At this point, I was frozen and completely drenched to the skin.  I wish I could have looked around, taken a few more photos, and admired the scenery a bit more, but the only thing at the forefront of my mind was to get down this hill. My wilderness survival skills might be at a novice level (okay, I'm limited to what I've seen on Man vs. Wild) but I knew that soaking clothes and cold temperatures were not a good combination! I showed my sister that, by making a tight fist, I could produce streams of water from my sodden gloves. She announced that her hiking pants were no longer waterproof.  Ruby hustled us along.  

Lesson #3: when going for a hike in the rain, make sure that your waterproof gloves, pants, jacket, etc. are actually waterproof.
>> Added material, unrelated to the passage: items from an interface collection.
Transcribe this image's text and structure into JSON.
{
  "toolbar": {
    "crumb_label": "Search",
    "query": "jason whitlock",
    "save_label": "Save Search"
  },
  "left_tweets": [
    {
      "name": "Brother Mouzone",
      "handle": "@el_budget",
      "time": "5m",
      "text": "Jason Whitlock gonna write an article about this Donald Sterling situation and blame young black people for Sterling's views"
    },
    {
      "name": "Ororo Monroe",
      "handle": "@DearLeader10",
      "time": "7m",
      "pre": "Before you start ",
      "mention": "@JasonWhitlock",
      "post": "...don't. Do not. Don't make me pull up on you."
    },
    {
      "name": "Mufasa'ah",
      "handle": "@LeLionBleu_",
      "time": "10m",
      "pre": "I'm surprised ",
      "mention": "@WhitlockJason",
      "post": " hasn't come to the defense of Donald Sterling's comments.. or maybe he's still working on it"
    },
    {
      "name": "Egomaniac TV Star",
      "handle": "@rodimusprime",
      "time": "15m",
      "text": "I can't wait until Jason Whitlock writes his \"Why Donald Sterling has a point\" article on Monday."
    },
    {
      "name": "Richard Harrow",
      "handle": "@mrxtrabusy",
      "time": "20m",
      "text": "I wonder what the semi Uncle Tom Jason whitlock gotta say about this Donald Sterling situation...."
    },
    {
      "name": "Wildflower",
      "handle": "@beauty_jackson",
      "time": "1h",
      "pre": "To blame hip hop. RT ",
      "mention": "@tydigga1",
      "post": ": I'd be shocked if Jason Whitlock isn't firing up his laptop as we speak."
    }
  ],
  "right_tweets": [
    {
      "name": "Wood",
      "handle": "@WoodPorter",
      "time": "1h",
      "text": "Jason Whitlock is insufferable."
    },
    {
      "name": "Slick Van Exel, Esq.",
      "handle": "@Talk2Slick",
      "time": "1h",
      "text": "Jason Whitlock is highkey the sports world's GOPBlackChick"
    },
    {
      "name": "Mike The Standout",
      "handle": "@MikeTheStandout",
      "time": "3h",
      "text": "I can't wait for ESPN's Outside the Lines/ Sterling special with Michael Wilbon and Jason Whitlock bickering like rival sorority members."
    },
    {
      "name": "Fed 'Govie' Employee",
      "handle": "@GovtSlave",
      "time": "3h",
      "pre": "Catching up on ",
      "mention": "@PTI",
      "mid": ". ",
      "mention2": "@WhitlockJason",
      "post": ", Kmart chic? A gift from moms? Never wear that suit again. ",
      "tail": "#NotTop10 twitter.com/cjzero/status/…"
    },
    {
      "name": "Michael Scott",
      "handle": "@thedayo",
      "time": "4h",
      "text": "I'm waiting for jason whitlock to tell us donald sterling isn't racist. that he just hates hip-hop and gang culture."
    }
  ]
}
We made it back to the car, peeling off as many dripping layers of clothing as we could and throwing the garments into the trunk.  Ruby, once freed of her backpack, leap into the backseat and proceeded to dry herself off by rolling back and forth on the cloth seat.  It's a dog car, my sister said with a laugh.

Looking through the trees... there's a view out there somewhere! Yes I know... finger on the lens... hard to tell when you're wearing soggy gloves!

Coal Creek Falls was a great hike.  I'm looking forward to going back to the Cougar Mountain Regional Wildland Park on drier days to explore more of the trails and enjoy the scenery. Many of the trails are said to boast stunning views, which we got a small glimpse of on the descent as some of the mist cleared out a bit.

Spending time in nature, getting some exercise surrounded by beautiful scenery, and hanging out with your older sis who you don't get to see nearly enough... now that's better than any Black Friday "doorbuster" deal!

Happy Ruby